══ RECORDS FOR THE TASK ══
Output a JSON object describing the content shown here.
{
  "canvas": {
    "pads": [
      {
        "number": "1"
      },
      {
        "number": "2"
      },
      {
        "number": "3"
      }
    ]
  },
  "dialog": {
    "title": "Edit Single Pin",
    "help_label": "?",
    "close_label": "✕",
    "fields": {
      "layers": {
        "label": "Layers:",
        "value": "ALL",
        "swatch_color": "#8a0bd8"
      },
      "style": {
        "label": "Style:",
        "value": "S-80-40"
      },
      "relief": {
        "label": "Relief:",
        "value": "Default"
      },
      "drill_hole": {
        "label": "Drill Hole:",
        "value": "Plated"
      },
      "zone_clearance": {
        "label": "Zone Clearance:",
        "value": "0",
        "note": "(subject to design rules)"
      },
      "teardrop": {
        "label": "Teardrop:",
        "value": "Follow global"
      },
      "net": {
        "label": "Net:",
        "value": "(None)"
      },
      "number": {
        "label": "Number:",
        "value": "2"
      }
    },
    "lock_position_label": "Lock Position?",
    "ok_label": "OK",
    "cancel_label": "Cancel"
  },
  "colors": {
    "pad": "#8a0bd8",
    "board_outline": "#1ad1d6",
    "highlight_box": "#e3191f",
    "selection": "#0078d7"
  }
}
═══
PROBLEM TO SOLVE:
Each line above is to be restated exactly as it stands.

RESPONSE TO THIS EXERCISE:
Output a JSON object describing the content shown here.
{
  "canvas": {
    "pads": [
      {
        "number": "1"
      },
      {
        "number": "2"
      },
      {
        "number": "3"
      }
    ]
  },
  "dialog": {
    "title": "Edit Single Pin",
    "help_label": "?",
    "close_label": "✕",
    "fields": {
      "layers": {
        "label": "Layers:",
        "value": "ALL",
        "swatch_color": "#8a0bd8"
      },
      "style": {
        "label": "Style:",
        "value": "S-80-40"
      },
      "relief": {
        "label": "Relief:",
        "value": "Default"
      },
      "drill_hole": {
        "label": "Drill Hole:",
        "value": "Plated"
      },
      "zone_clearance": {
        "label": "Zone Clearance:",
        "value": "0",
        "note": "(subject to design rules)"
      },
      "teardrop": {
        "label": "Teardrop:",
        "value": "Follow global"
      },
      "net": {
        "label": "Net:",
        "value": "(None)"
      },
      "number": {
        "label": "Number:",
        "value": "2"
      }
    },
    "lock_position_label": "Lock Position?",
    "ok_label": "OK",
    "cancel_label": "Cancel"
  },
  "colors": {
    "pad": "#8a0bd8",
    "board_outline": "#1ad1d6",
    "highlight_box": "#e3191f",
    "selection": "#0078d7"
  }
}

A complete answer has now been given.